Ministry of Health statistics show around one in four New Zealand adults need to manage their cholesterol levels for their heart health.
But a new study has shown that almost half of Kiwis don’t take into account how their diet could be impacting their cholesterol levels.
Cholesterol is a waxy substance found in blood. While it is needed to build healthy cells, elevated cholesterol can impact heart health.
The nationwide Weet-Bix Cholesterol Lowering Study investigated New Zealanders awareness of, and attitudes towards cholesterol.
The research found that four in 10 adults get themselves tested regularly and nearly two thirds of Kiwis have high cholesterol, or know someone who has high cholesterol.
The survey also showed that around half (47%) of respondents said they do not consider the potential impact of their food choices on their cholesterol levels.
Professor in Human Nutrition and Medicine at Otago University Dr Jim Mann says this is a concern.
“The really interesting thing is while a significant proportion of New Zealanders in the recommended age group are getting their cholesterol measured, the problem is they’re not doing anything about it,” he says.

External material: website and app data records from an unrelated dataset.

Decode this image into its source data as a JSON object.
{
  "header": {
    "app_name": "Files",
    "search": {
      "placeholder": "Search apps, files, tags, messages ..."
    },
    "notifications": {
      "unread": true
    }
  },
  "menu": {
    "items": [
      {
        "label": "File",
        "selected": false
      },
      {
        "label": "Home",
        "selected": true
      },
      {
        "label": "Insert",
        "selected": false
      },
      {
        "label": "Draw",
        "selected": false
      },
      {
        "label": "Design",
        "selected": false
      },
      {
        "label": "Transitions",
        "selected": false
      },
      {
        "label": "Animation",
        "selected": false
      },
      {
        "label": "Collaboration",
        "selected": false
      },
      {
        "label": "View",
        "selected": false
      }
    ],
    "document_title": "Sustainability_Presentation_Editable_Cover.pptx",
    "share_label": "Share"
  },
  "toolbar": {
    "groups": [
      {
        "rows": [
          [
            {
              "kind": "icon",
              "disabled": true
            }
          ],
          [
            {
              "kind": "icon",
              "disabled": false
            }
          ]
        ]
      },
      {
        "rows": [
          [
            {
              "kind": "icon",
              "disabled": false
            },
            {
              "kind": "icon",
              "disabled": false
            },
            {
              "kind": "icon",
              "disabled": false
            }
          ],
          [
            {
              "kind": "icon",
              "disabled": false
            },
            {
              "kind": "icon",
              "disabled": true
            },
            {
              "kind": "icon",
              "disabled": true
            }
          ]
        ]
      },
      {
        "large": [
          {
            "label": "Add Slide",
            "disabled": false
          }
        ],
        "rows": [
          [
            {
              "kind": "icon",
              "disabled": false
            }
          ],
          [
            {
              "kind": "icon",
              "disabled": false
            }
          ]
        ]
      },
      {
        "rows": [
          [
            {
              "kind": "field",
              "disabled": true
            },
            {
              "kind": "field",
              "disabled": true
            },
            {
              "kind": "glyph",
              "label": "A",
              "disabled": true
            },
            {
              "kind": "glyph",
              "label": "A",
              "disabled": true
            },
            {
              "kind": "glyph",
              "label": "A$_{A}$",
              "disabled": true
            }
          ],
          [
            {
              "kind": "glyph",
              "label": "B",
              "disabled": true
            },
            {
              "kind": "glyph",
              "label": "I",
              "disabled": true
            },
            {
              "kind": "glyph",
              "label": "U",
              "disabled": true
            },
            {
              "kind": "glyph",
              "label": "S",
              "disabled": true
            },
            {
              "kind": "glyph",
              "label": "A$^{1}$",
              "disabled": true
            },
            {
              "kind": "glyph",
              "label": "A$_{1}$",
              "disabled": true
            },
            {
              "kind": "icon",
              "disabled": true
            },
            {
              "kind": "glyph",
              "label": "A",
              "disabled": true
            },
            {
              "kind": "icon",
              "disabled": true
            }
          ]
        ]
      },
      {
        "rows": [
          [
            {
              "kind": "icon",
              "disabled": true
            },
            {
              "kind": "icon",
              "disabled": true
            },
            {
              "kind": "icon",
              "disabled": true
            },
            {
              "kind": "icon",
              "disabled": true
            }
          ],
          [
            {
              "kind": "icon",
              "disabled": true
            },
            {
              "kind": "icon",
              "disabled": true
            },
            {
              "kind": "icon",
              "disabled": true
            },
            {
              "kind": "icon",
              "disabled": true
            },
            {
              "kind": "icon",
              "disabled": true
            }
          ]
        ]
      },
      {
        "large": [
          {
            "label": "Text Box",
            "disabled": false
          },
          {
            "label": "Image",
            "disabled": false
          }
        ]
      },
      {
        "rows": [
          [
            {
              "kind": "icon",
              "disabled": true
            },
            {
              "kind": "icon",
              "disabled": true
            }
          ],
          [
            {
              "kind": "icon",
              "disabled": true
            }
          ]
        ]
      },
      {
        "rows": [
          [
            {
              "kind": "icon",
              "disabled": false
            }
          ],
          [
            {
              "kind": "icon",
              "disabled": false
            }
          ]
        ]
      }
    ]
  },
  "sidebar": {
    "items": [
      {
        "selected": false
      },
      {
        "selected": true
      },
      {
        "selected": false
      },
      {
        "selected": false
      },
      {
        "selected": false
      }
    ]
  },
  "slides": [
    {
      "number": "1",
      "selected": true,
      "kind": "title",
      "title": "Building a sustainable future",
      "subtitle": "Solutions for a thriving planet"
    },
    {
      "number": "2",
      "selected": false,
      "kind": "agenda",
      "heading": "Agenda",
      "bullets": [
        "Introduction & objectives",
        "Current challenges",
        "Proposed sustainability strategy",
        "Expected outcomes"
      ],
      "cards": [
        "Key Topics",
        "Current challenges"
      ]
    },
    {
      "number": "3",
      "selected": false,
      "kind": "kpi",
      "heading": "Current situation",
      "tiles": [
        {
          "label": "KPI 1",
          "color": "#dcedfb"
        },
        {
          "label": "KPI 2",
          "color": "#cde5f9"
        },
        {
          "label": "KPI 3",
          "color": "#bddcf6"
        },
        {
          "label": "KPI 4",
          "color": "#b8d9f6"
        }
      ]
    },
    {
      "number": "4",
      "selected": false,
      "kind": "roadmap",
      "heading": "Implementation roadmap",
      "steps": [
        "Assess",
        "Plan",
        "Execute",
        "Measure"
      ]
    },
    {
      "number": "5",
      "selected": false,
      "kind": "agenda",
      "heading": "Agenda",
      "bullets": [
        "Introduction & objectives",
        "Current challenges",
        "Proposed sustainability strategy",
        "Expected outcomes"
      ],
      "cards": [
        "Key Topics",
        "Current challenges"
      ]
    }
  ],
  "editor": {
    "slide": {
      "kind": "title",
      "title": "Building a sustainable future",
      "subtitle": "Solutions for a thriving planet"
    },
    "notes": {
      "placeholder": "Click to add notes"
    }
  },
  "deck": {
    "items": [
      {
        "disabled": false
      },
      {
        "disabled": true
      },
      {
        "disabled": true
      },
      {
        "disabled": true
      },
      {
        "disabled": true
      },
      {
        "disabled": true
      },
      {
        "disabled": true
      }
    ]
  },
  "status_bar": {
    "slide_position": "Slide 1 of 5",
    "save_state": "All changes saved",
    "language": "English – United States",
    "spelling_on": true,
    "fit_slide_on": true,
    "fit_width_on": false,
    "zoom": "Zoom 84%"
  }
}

More than half (57%) of respondents in the study said they knew the difference between good (HDL) and bad (LDL) cholesterol.
“I think it’s good to know the difference between good and bad cholesterol but I don’t think that is the critical thing in the public health message at all. It’s more important that we persuade Kiwis that it’s worth them actually doing something about their cholesterol,” Professor Mann says.
“Cholesterol remains an incredibly important determinate of heart health and it always has been and still is, and although there are a number of other contributing factors identified it has not diminished the importance of cholesterol.
“People need to act on their cholesterol, they need to understand how their food and lifestyle choices impacts on their cholesterol,” he says.
Professor Mann’s advice for those who have been told they need to manage their cholesterol is to implement a number of lifestyle changes, including the substantial reduction of saturated fat wherever possible from their diet.
“There is a role for a range of other modifications including increasing polyunsaturated fats, dietary fibre, and plant sterols, all of these dietary factors can influence cholesterol levels,” he says.
The study showed that for the remaining six in 10 Kiwis who don’t have their cholesterol levels monitored every two years, complacency and a general lack of understanding of the factors influencing cholesterol levels were primary reasons for not getting tested.
A quarter of these Kiwis say they have never thought about having their cholesterol tested, a fifth (21%) said their doctors had not suggested they be checked, while others felt maintaining a healthy diet (18%) and lifestyle (17%) or a lack of family history of high cholesterol (13%) alone was sufficient.
Cholesterol Lowering is a convenient way for consumers to effectively take charge of their heart health,” he says.